#### Task requirements:
Go through the records and count every line that holds "timestamp". Only the number belongs in the reply.

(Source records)
•••••

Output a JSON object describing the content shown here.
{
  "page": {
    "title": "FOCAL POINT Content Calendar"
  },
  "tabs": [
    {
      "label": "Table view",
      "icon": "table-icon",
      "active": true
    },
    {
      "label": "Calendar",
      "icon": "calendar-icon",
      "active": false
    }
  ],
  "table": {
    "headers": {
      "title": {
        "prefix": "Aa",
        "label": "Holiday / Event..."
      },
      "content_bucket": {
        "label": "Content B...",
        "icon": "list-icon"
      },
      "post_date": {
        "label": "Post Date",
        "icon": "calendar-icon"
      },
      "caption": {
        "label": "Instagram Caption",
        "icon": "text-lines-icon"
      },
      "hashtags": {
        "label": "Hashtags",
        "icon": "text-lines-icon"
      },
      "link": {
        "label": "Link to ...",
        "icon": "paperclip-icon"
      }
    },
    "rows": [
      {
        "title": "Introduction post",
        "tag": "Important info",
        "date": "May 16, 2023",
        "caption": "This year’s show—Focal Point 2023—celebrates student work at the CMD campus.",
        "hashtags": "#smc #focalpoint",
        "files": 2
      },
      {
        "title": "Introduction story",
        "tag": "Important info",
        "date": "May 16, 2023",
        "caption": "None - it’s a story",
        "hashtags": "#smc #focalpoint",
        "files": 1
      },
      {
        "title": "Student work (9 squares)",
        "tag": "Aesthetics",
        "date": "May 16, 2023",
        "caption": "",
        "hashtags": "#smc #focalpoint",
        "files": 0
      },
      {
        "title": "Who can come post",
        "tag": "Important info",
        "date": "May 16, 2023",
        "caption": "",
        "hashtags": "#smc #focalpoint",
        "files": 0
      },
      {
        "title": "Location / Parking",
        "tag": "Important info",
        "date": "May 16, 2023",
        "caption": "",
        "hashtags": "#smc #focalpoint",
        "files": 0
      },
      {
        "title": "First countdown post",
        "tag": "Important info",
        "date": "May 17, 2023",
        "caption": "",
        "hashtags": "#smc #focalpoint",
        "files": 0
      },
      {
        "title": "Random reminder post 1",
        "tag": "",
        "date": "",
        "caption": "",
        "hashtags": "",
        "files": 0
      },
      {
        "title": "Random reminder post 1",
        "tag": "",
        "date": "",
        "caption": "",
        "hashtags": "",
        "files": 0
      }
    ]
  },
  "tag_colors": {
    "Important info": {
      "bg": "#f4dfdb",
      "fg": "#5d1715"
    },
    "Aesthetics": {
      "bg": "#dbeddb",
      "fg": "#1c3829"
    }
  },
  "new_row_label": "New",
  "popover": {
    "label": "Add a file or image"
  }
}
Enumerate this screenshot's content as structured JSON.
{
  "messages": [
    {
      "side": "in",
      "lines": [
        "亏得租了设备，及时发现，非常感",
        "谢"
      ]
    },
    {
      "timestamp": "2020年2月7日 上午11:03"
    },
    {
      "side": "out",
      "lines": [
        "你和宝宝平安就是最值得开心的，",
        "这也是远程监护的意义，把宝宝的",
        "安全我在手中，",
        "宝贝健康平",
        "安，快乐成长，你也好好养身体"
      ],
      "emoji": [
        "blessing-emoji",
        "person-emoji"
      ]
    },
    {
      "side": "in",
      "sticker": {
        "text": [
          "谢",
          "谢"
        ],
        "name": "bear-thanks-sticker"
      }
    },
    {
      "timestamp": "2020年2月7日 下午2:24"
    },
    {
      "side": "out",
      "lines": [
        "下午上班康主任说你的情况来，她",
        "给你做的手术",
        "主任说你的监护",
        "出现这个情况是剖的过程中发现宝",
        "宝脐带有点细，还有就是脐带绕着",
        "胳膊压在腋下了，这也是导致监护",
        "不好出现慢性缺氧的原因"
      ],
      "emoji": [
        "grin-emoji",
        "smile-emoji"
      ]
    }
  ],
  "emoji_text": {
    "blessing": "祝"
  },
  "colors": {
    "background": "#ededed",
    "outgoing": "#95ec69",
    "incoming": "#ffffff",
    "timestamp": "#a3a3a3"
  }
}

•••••

#### Answer to the problem:
3